**How to complete this task**
In your answer, give each entry again exactly as it appears.

------ Provided information ------

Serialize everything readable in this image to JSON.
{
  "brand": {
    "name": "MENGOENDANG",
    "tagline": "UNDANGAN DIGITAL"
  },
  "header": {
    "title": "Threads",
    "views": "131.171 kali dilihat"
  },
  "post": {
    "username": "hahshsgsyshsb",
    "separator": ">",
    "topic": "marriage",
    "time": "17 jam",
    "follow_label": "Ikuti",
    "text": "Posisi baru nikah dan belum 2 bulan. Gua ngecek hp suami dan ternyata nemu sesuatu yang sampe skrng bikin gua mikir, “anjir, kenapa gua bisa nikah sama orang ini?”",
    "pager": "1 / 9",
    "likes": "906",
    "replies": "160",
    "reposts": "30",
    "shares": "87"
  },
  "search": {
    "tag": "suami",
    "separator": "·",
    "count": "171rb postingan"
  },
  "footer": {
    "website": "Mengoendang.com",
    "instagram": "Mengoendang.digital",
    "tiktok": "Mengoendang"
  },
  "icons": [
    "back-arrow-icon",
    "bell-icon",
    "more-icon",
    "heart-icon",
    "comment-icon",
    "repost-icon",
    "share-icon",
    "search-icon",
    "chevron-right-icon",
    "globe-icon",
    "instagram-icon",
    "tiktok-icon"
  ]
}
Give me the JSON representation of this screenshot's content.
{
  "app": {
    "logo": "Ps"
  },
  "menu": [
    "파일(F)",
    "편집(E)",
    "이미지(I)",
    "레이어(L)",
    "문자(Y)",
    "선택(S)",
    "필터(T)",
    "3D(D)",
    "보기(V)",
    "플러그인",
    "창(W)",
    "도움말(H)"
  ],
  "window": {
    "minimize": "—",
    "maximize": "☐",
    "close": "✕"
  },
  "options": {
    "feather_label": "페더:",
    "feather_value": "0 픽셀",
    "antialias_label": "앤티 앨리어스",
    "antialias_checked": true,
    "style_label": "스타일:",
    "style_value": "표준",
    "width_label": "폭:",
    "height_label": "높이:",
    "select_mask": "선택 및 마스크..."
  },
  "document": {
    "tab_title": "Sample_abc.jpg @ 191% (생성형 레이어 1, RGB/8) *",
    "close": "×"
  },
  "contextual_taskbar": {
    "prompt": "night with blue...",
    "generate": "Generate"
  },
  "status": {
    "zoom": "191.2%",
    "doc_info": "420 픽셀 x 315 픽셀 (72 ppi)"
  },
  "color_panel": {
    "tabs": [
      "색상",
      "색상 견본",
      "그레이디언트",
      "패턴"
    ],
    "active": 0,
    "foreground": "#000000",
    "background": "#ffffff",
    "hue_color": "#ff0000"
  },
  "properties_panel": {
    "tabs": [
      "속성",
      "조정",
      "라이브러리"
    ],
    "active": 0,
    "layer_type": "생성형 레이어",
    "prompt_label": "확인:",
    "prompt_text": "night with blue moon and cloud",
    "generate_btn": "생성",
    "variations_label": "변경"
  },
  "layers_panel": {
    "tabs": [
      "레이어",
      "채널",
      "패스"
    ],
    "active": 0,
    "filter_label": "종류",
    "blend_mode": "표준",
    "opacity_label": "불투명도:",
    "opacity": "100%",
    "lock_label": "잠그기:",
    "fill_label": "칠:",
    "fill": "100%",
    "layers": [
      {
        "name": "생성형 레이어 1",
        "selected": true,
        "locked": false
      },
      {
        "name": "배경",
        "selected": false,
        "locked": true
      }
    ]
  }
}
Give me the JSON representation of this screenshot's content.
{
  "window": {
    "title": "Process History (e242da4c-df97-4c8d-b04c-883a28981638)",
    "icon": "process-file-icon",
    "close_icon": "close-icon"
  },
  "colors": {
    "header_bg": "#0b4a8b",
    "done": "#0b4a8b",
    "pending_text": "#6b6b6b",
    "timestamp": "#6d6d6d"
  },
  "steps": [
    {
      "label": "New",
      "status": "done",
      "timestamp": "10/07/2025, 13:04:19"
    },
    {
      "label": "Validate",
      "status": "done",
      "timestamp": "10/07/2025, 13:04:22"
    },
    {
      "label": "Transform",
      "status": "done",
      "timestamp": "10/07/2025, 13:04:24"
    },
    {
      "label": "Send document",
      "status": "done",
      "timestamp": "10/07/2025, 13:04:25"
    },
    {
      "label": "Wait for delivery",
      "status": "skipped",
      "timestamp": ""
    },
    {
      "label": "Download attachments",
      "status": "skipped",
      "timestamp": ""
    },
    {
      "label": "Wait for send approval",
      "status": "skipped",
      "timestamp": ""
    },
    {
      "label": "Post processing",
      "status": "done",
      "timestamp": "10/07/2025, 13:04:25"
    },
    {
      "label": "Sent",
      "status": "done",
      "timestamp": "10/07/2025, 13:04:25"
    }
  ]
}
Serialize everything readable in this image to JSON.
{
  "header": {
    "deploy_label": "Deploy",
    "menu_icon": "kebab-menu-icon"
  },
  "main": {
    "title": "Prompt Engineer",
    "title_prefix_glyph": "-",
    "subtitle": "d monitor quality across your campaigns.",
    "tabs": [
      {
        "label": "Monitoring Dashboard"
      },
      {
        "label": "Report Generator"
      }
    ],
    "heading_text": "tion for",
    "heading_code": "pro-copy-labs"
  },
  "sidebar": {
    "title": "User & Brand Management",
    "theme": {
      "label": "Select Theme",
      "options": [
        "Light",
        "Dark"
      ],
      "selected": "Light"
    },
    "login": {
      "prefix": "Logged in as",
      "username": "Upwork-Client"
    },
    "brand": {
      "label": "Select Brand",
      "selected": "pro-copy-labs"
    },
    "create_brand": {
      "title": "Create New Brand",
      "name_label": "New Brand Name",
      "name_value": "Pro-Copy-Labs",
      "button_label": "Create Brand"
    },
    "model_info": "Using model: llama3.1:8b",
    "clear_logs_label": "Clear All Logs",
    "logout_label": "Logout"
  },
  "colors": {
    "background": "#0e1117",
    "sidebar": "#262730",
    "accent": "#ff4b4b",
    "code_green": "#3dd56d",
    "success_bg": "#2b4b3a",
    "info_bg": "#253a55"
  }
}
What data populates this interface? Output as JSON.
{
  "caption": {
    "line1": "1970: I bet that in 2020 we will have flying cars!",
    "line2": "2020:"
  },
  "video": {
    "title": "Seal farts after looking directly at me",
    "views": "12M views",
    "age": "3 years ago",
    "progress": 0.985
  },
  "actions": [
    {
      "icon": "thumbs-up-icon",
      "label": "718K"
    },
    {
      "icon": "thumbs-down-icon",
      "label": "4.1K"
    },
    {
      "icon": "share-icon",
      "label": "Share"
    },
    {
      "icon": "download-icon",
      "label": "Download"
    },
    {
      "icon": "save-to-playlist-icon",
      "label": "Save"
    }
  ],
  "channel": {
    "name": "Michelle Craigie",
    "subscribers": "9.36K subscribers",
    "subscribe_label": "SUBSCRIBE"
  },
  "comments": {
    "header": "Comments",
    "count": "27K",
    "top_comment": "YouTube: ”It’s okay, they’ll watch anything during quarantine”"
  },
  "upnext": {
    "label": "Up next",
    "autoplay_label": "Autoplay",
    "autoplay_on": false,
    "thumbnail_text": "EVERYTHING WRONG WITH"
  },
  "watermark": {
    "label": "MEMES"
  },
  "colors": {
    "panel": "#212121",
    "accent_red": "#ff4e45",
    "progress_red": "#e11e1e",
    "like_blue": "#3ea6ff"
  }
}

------

**Output below**
Serialize everything readable in this image to JSON.
{
  "brand": {
    "name": "MENGOENDANG",
    "tagline": "UNDANGAN DIGITAL"
  },
  "header": {
    "title": "Threads",
    "views": "131.171 kali dilihat"
  },
  "post": {
    "username": "hahshsgsyshsb",
    "separator": ">",
    "topic": "marriage",
    "time": "17 jam",
    "follow_label": "Ikuti",
    "text": "Posisi baru nikah dan belum 2 bulan. Gua ngecek hp suami dan ternyata nemu sesuatu yang sampe skrng bikin gua mikir, “anjir, kenapa gua bisa nikah sama orang ini?”",
    "pager": "1 / 9",
    "likes": "906",
    "replies": "160",
    "reposts": "30",
    "shares": "87"
  },
  "search": {
    "tag": "suami",
    "separator": "·",
    "count": "171rb postingan"
  },
  "footer": {
    "website": "Mengoendang.com",
    "instagram": "Mengoendang.digital",
    "tiktok": "Mengoendang"
  },
  "icons": [
    "back-arrow-icon",
    "bell-icon",
    "more-icon",
    "heart-icon",
    "comment-icon",
    "repost-icon",
    "share-icon",
    "search-icon",
    "chevron-right-icon",
    "globe-icon",
    "instagram-icon",
    "tiktok-icon"
  ]
}
Give me the JSON representation of this screenshot's content.
{
  "app": {
    "logo": "Ps"
  },
  "menu": [
    "파일(F)",
    "편집(E)",
    "이미지(I)",
    "레이어(L)",
    "문자(Y)",
    "선택(S)",
    "필터(T)",
    "3D(D)",
    "보기(V)",
    "플러그인",
    "창(W)",
    "도움말(H)"
  ],
  "window": {
    "minimize": "—",
    "maximize": "☐",
    "close": "✕"
  },
  "options": {
    "feather_label": "페더:",
    "feather_value": "0 픽셀",
    "antialias_label": "앤티 앨리어스",
    "antialias_checked": true,
    "style_label": "스타일:",
    "style_value": "표준",
    "width_label": "폭:",
    "height_label": "높이:",
    "select_mask": "선택 및 마스크..."
  },
  "document": {
    "tab_title": "Sample_abc.jpg @ 191% (생성형 레이어 1, RGB/8) *",
    "close": "×"
  },
  "contextual_taskbar": {
    "prompt": "night with blue...",
    "generate": "Generate"
  },
  "status": {
    "zoom": "191.2%",
    "doc_info": "420 픽셀 x 315 픽셀 (72 ppi)"
  },
  "color_panel": {
    "tabs": [
      "색상",
      "색상 견본",
      "그레이디언트",
      "패턴"
    ],
    "active": 0,
    "foreground": "#000000",
    "background": "#ffffff",
    "hue_color": "#ff0000"
  },
  "properties_panel": {
    "tabs": [
      "속성",
      "조정",
      "라이브러리"
    ],
    "active": 0,
    "layer_type": "생성형 레이어",
    "prompt_label": "확인:",
    "prompt_text": "night with blue moon and cloud",
    "generate_btn": "생성",
    "variations_label": "변경"
  },
  "layers_panel": {
    "tabs": [
      "레이어",
      "채널",
      "패스"
    ],
    "active": 0,
    "filter_label": "종류",
    "blend_mode": "표준",
    "opacity_label": "불투명도:",
    "opacity": "100%",
    "lock_label": "잠그기:",
    "fill_label": "칠:",
    "fill": "100%",
    "layers": [
      {
        "name": "생성형 레이어 1",
        "selected": true,
        "locked": false
      },
      {
        "name": "배경",
        "selected": false,
        "locked": true
      }
    ]
  }
}
Give me the JSON representation of this screenshot's content.
{
  "window": {
    "title": "Process History (e242da4c-df97-4c8d-b04c-883a28981638)",
    "icon": "process-file-icon",
    "close_icon": "close-icon"
  },
  "colors": {
    "header_bg": "#0b4a8b",
    "done": "#0b4a8b",
    "pending_text": "#6b6b6b",
    "timestamp": "#6d6d6d"
  },
  "steps": [
    {
      "label": "New",
      "status": "done",
      "timestamp": "10/07/2025, 13:04:19"
    },
    {
      "label": "Validate",
      "status": "done",
      "timestamp": "10/07/2025, 13:04:22"
    },
    {
      "label": "Transform",
      "status": "done",
      "timestamp": "10/07/2025, 13:04:24"
    },
    {
      "label": "Send document",
      "status": "done",
      "timestamp": "10/07/2025, 13:04:25"
    },
    {
      "label": "Wait for delivery",
      "status": "skipped",
      "timestamp": ""
    },
    {
      "label": "Download attachments",
      "status": "skipped",
      "timestamp": ""
    },
    {
      "label": "Wait for send approval",
      "status": "skipped",
      "timestamp": ""
    },
    {
      "label": "Post processing",
      "status": "done",
      "timestamp": "10/07/2025, 13:04:25"
    },
    {
      "label": "Sent",
      "status": "done",
      "timestamp": "10/07/2025, 13:04:25"
    }
  ]
}
Serialize everything readable in this image to JSON.
{
  "header": {
    "deploy_label": "Deploy",
    "menu_icon": "kebab-menu-icon"
  },
  "main": {
    "title": "Prompt Engineer",
    "title_prefix_glyph": "-",
    "subtitle": "d monitor quality across your campaigns.",
    "tabs": [
      {
        "label": "Monitoring Dashboard"
      },
      {
        "label": "Report Generator"
      }
    ],
    "heading_text": "tion for",
    "heading_code": "pro-copy-labs"
  },
  "sidebar": {
    "title": "User & Brand Management",
    "theme": {
      "label": "Select Theme",
      "options": [
        "Light",
        "Dark"
      ],
      "selected": "Light"
    },
    "login": {
      "prefix": "Logged in as",
      "username": "Upwork-Client"
    },
    "brand": {
      "label": "Select Brand",
      "selected": "pro-copy-labs"
    },
    "create_brand": {
      "title": "Create New Brand",
      "name_label": "New Brand Name",
      "name_value": "Pro-Copy-Labs",
      "button_label": "Create Brand"
    },
    "model_info": "Using model: llama3.1:8b",
    "clear_logs_label": "Clear All Logs",
    "logout_label": "Logout"
  },
  "colors": {
    "background": "#0e1117",
    "sidebar": "#262730",
    "accent": "#ff4b4b",
    "code_green": "#3dd56d",
    "success_bg": "#2b4b3a",
    "info_bg": "#253a55"
  }
}
What data populates this interface? Output as JSON.
{
  "caption": {
    "line1": "1970: I bet that in 2020 we will have flying cars!",
    "line2": "2020:"
  },
  "video": {
    "title": "Seal farts after looking directly at me",
    "views": "12M views",
    "age": "3 years ago",
    "progress": 0.985
  },
  "actions": [
    {
      "icon": "thumbs-up-icon",
      "label": "718K"
    },
    {
      "icon": "thumbs-down-icon",
      "label": "4.1K"
    },
    {
      "icon": "share-icon",
      "label": "Share"
    },
    {
      "icon": "download-icon",
      "label": "Download"
    },
    {
      "icon": "save-to-playlist-icon",
      "label": "Save"
    }
  ],
  "channel": {
    "name": "Michelle Craigie",
    "subscribers": "9.36K subscribers",
    "subscribe_label": "SUBSCRIBE"
  },
  "comments": {
    "header": "Comments",
    "count": "27K",
    "top_comment": "YouTube: ”It’s okay, they’ll watch anything during quarantine”"
  },
  "upnext": {
    "label": "Up next",
    "autoplay_label": "Autoplay",
    "autoplay_on": false,
    "thumbnail_text": "EVERYTHING WRONG WITH"
  },
  "watermark": {
    "label": "MEMES"
  },
  "colors": {
    "panel": "#212121",
    "accent_red": "#ff4e45",
    "progress_red": "#e11e1e",
    "like_blue": "#3ea6ff"
  }
}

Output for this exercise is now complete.